Stating what may stir others to contend for their rival mounts, Carplane makes a bold claim. (The italicized and bolded word is Carplane’s emphasis.) “Flying cars will soon be a reality. And Carplane® is the world’s only flying car currently undergoing formal certification. Watch this page as we complete the process.”
Some of the “automated” features on the design as originally conceived included a wing that pivoted out from its storage between the twin fuselages and attached itself to the central assembly. The builders have apparently retained that feature, although it must add considerable weight. AOPA reports, “While it might seem that the wings need to be detached manually, actually the conversion is automated. The wings fold scissors-like, departing the wing attach points and stacking behind the cockpits, then move forward into their storage space. This prevents what the Carplane Web site indicates is a crosswind problem when wings are folded but extend upward from the vehicle while driving. A direct competitor, Terrafugia, uses that storage method.”
“Among the over 2,000 known flying car designs, 300 have actually flown. So the challenge isn’t ‘making a car fly’, it’s ‘making it safe enough to get certification’”. (Again, the bold emphasis is Carplane’s.)
With a flying length of 7.453 meters (24 feet, 5 inches), and a driving length of 5.44 meters (17 feet, 10 inches) , Carplane’s tail section must slide in and out a bit like the tail section on the PAL-V One, essentially a flying autogyro.
Its 9.715 meter wing (31 feet, 10 inches) has sailplane-like airfoils based on the wing’s root shapes stored between the two fuselages, and it has 10.72 square meters (115.4 square feet) of area. The airfoils must have some reasonably high lift coefficient to allow a stall speed of 36 knots (41.4 mph), comparable to a Cessna 150/152 with 160 square feet of wing area.
An empty weight of 498 kilograms (1,097 pounds) and maximum takeoff weight of 750 kilograms (1.653 pounds) puts it solidly in the 150’s ball park. The 151 horsepower PC850 engine may account for the projected rate of climb of 351 meters per minute (1,150 feet per minute), something even a lightly loaded 150 could only aspire to.
The engine, originally mounted in a pod above the fuselages, is now hidden between them, which allows for quieter operation, according to references quoted by Carplane. The gear system to drive both the rear wheel on each fuselage and turn the propeller when in takeoff and flight mode must be another instance of clever design. Using the rear wheels to help accelerate the takeoff run is an idea being promoted for upcoming Green Flight Challenges.

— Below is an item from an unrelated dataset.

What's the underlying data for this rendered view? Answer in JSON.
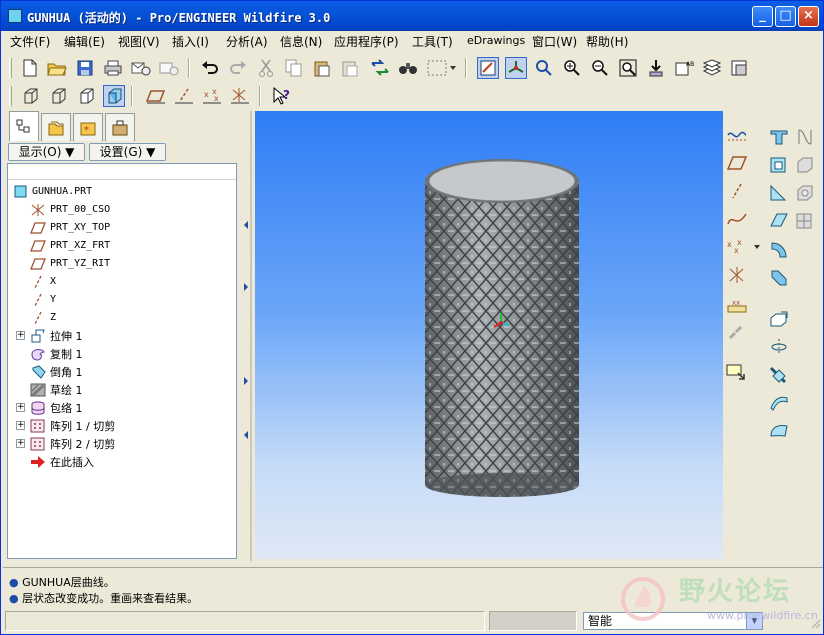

Carplane claims a takeoff distance of only 85 meters (297 feet) using this extra push.
As a car, the machine would run on the Autobahn at speeds up to 174 kilometers per hour (108 mph). With the required airbags and other safety gear, weight will have to be monitored very carefully.
If Carplane can keep the weight within European LSA standards and obtain the performance they now predict, they will have lived up to their rhetoric. The at-least four-way competition has different configurations, design philosophies, and myriad details. We look forward to what comes next.